Component data from apps and pages:
=-=-=-=-=

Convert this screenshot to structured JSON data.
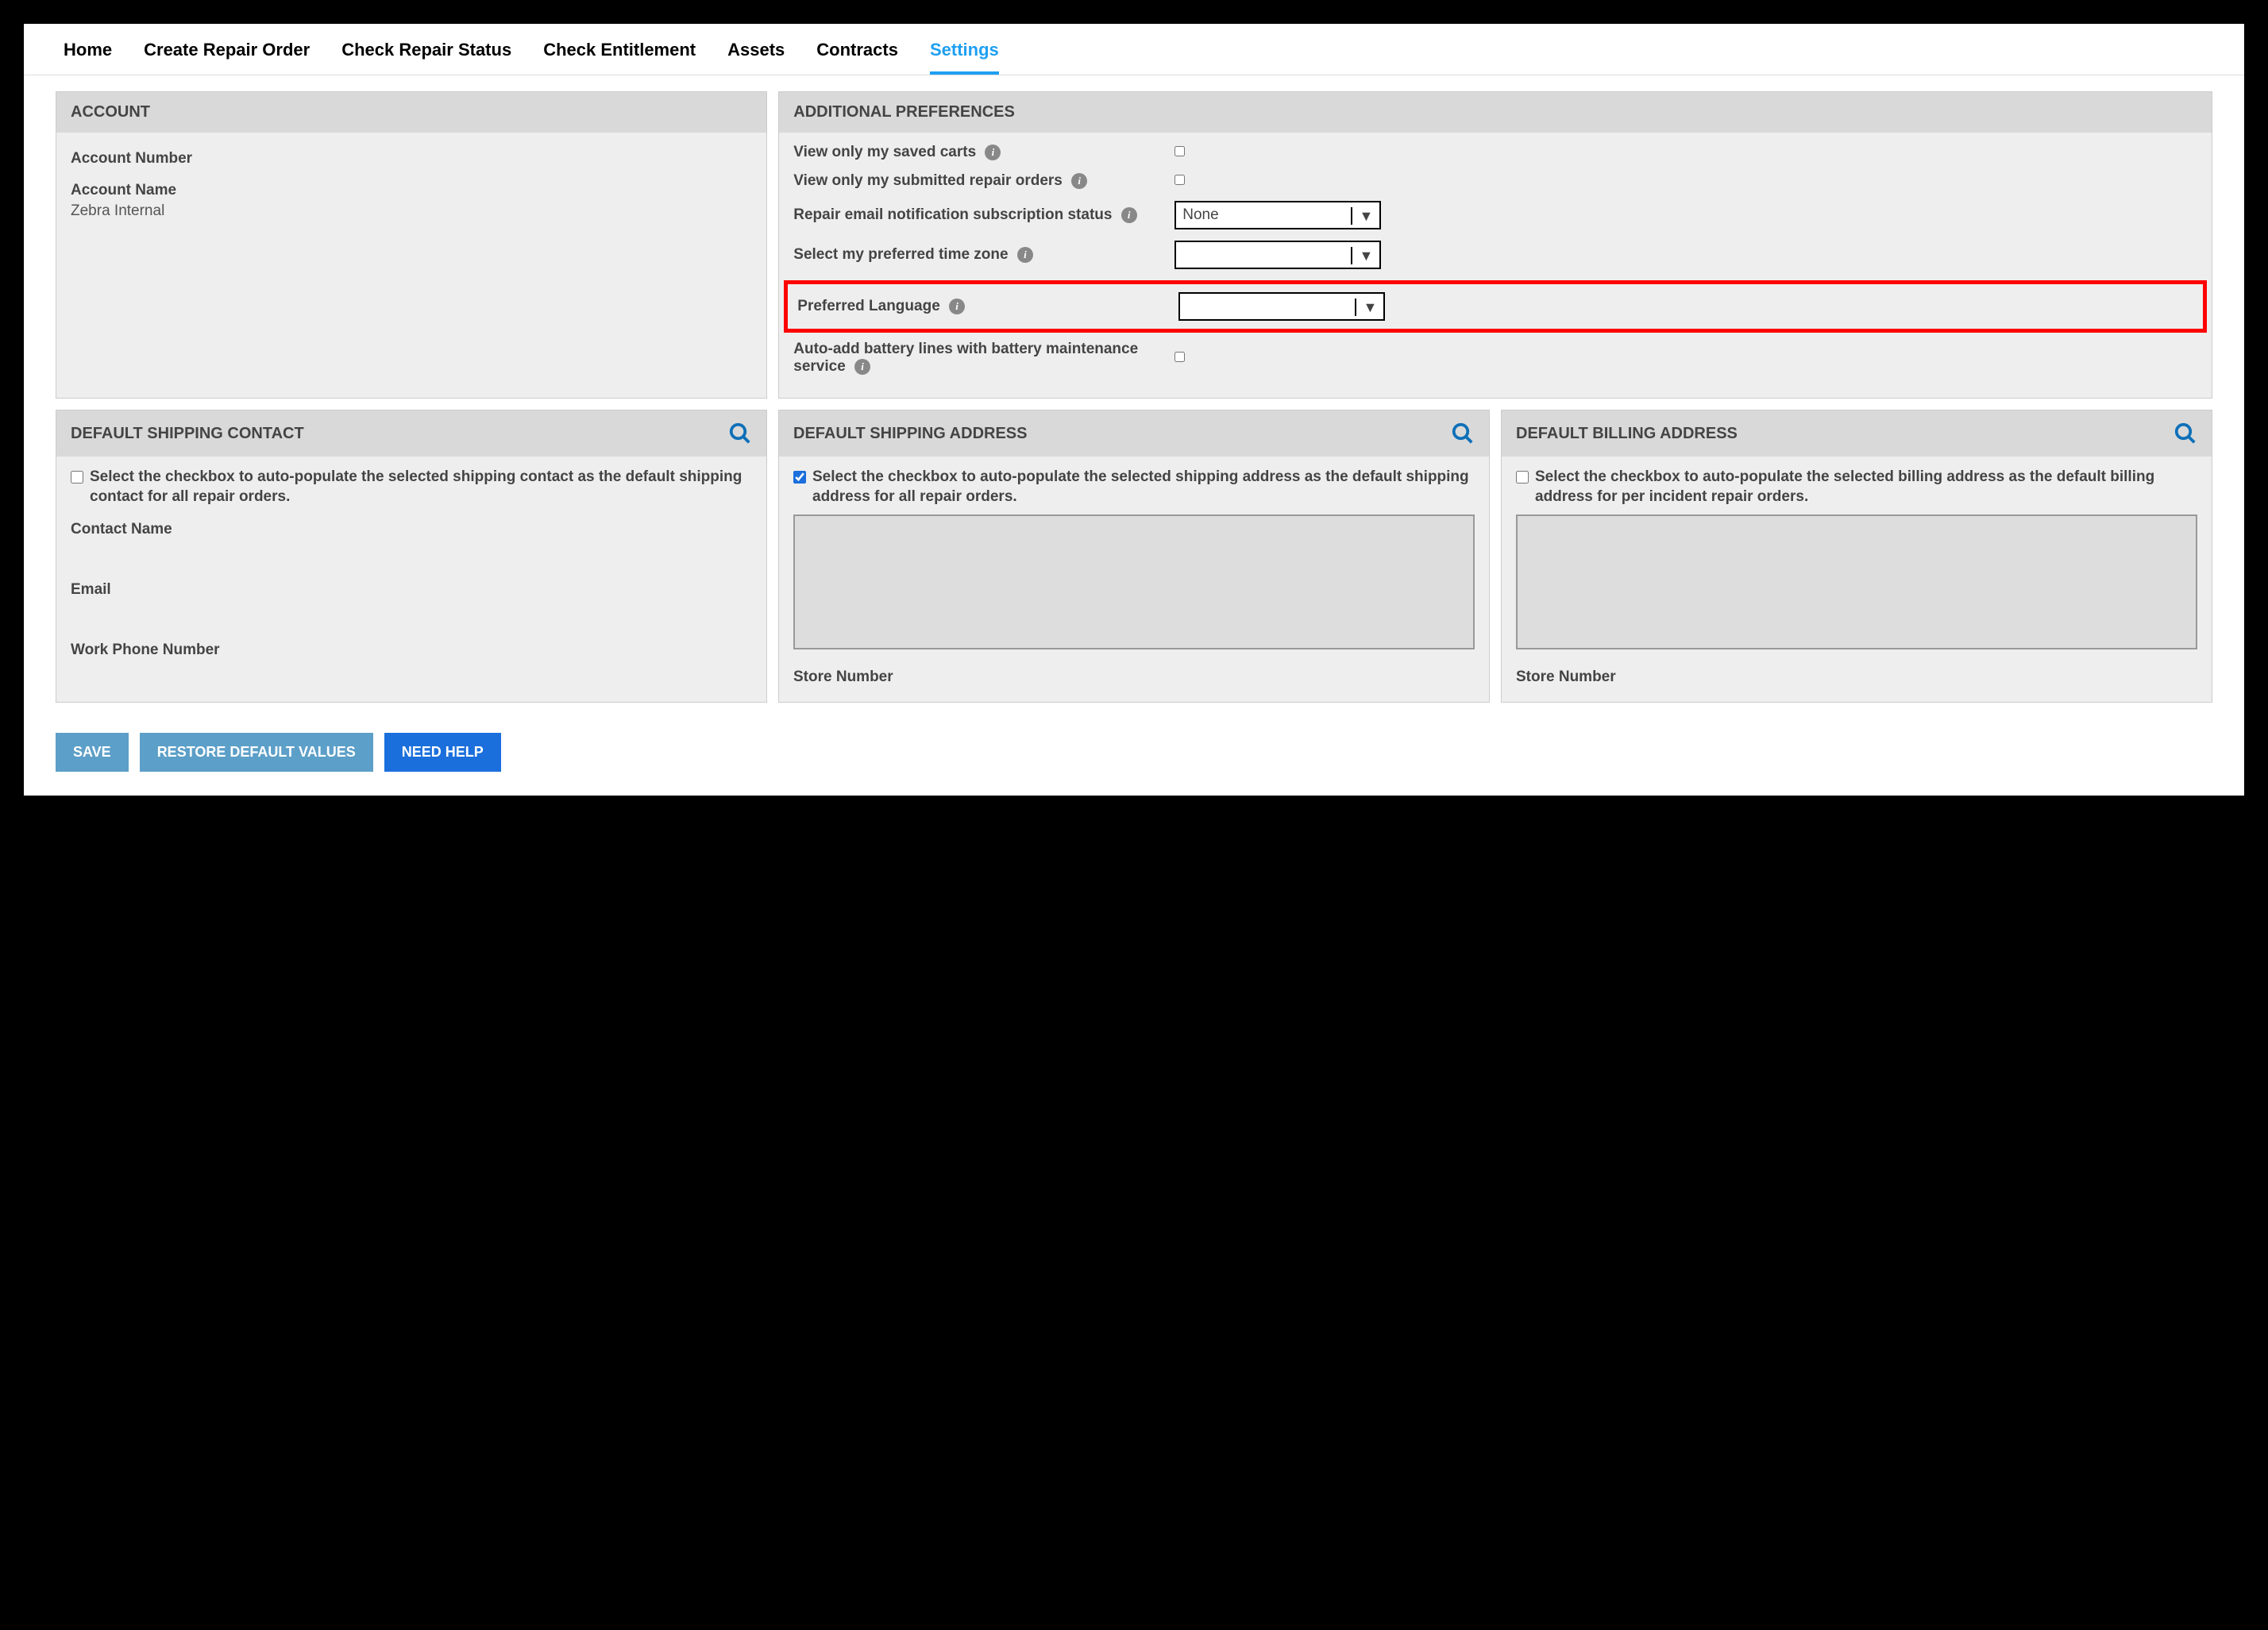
{
  "tabs": [
    "Home",
    "Create Repair Order",
    "Check Repair Status",
    "Check Entitlement",
    "Assets",
    "Contracts",
    "Settings"
  ],
  "activeTab": "Settings",
  "account": {
    "header": "ACCOUNT",
    "numberLabel": "Account Number",
    "numberValue": "",
    "nameLabel": "Account Name",
    "nameValue": "Zebra Internal"
  },
  "prefs": {
    "header": "ADDITIONAL PREFERENCES",
    "rows": {
      "savedCarts": "View only my saved carts",
      "submittedOrders": "View only my submitted repair orders",
      "emailNotif": "Repair email notification subscription status",
      "emailNotifValue": "None",
      "timezone": "Select my preferred time zone",
      "timezoneValue": "",
      "language": "Preferred Language",
      "languageValue": "",
      "autoBattery": "Auto-add battery lines with battery maintenance service"
    }
  },
  "shippingContact": {
    "header": "DEFAULT SHIPPING CONTACT",
    "checkboxText": "Select the checkbox to auto-populate the selected shipping contact as the default shipping contact for all repair orders.",
    "checked": false,
    "contactNameLabel": "Contact Name",
    "emailLabel": "Email",
    "phoneLabel": "Work Phone Number"
  },
  "shippingAddress": {
    "header": "DEFAULT SHIPPING ADDRESS",
    "checkboxText": "Select the checkbox to auto-populate the selected shipping address as the default shipping address for all repair orders.",
    "checked": true,
    "storeLabel": "Store Number"
  },
  "billingAddress": {
    "header": "DEFAULT BILLING ADDRESS",
    "checkboxText": "Select the checkbox to auto-populate the selected billing address as the default billing address for per incident repair orders.",
    "checked": false,
    "storeLabel": "Store Number"
  },
  "buttons": {
    "save": "SAVE",
    "restore": "RESTORE DEFAULT VALUES",
    "help": "NEED HELP"
  }
}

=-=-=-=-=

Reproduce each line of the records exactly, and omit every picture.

Convert this screenshot to structured JSON data.
{
  "tabs": [
    "Home",
    "Create Repair Order",
    "Check Repair Status",
    "Check Entitlement",
    "Assets",
    "Contracts",
    "Settings"
  ],
  "activeTab": "Settings",
  "account": {
    "header": "ACCOUNT",
    "numberLabel": "Account Number",
    "numberValue": "",
    "nameLabel": "Account Name",
    "nameValue": "Zebra Internal"
  },
  "prefs": {
    "header": "ADDITIONAL PREFERENCES",
    "rows": {
      "savedCarts": "View only my saved carts",
      "submittedOrders": "View only my submitted repair orders",
      "emailNotif": "Repair email notification subscription status",
      "emailNotifValue": "None",
      "timezone": "Select my preferred time zone",
      "timezoneValue": "",
      "language": "Preferred Language",
      "languageValue": "",
      "autoBattery": "Auto-add battery lines with battery maintenance service"
    }
  },
  "shippingContact": {
    "header": "DEFAULT SHIPPING CONTACT",
    "checkboxText": "Select the checkbox to auto-populate the selected shipping contact as the default shipping contact for all repair orders.",
    "checked": false,
    "contactNameLabel": "Contact Name",
    "emailLabel": "Email",
    "phoneLabel": "Work Phone Number"
  },
  "shippingAddress": {
    "header": "DEFAULT SHIPPING ADDRESS",
    "checkboxText": "Select the checkbox to auto-populate the selected shipping address as the default shipping address for all repair orders.",
    "checked": true,
    "storeLabel": "Store Number"
  },
  "billingAddress": {
    "header": "DEFAULT BILLING ADDRESS",
    "checkboxText": "Select the checkbox to auto-populate the selected billing address as the default billing address for per incident repair orders.",
    "checked": false,
    "storeLabel": "Store Number"
  },
  "buttons": {
    "save": "SAVE",
    "restore": "RESTORE DEFAULT VALUES",
    "help": "NEED HELP"
  }
}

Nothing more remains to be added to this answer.